WORK ORDER ->
Repeat the whole listing exactly as written.

** Opening STUDY MATERIAL block **

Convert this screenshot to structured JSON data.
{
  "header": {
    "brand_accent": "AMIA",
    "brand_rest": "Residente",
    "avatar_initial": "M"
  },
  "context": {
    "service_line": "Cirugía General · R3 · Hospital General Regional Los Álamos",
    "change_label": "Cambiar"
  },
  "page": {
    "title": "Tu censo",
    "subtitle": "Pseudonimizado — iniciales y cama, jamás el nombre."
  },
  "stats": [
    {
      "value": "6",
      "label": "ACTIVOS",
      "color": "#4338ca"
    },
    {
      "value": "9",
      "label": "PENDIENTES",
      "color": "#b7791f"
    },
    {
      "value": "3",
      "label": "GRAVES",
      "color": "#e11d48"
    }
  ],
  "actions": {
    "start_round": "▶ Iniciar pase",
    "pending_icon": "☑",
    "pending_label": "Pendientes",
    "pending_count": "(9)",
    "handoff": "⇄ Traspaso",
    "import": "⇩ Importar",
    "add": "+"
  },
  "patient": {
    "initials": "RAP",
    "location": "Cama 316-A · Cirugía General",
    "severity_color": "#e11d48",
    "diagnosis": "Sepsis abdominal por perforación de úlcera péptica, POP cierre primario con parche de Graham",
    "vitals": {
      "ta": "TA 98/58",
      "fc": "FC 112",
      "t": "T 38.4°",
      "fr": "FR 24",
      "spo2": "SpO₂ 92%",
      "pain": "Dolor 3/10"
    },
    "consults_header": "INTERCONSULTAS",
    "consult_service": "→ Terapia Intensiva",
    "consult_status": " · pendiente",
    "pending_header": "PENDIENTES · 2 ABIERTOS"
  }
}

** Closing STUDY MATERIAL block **

OUTPUT BELOW ->
Convert this screenshot to structured JSON data.
{
  "header": {
    "brand_accent": "AMIA",
    "brand_rest": "Residente",
    "avatar_initial": "M"
  },
  "context": {
    "service_line": "Cirugía General · R3 · Hospital General Regional Los Álamos",
    "change_label": "Cambiar"
  },
  "page": {
    "title": "Tu censo",
    "subtitle": "Pseudonimizado — iniciales y cama, jamás el nombre."
  },
  "stats": [
    {
      "value": "6",
      "label": "ACTIVOS",
      "color": "#4338ca"
    },
    {
      "value": "9",
      "label": "PENDIENTES",
      "color": "#b7791f"
    },
    {
      "value": "3",
      "label": "GRAVES",
      "color": "#e11d48"
    }
  ],
  "actions": {
    "start_round": "▶ Iniciar pase",
    "pending_icon": "☑",
    "pending_label": "Pendientes",
    "pending_count": "(9)",
    "handoff": "⇄ Traspaso",
    "import": "⇩ Importar",
    "add": "+"
  },
  "patient": {
    "initials": "RAP",
    "location": "Cama 316-A · Cirugía General",
    "severity_color": "#e11d48",
    "diagnosis": "Sepsis abdominal por perforación de úlcera péptica, POP cierre primario con parche de Graham",
    "vitals": {
      "ta": "TA 98/58",
      "fc": "FC 112",
      "t": "T 38.4°",
      "fr": "FR 24",
      "spo2": "SpO₂ 92%",
      "pain": "Dolor 3/10"
    },
    "consults_header": "INTERCONSULTAS",
    "consult_service": "→ Terapia Intensiva",
    "consult_status": " · pendiente",
    "pending_header": "PENDIENTES · 2 ABIERTOS"
  }
}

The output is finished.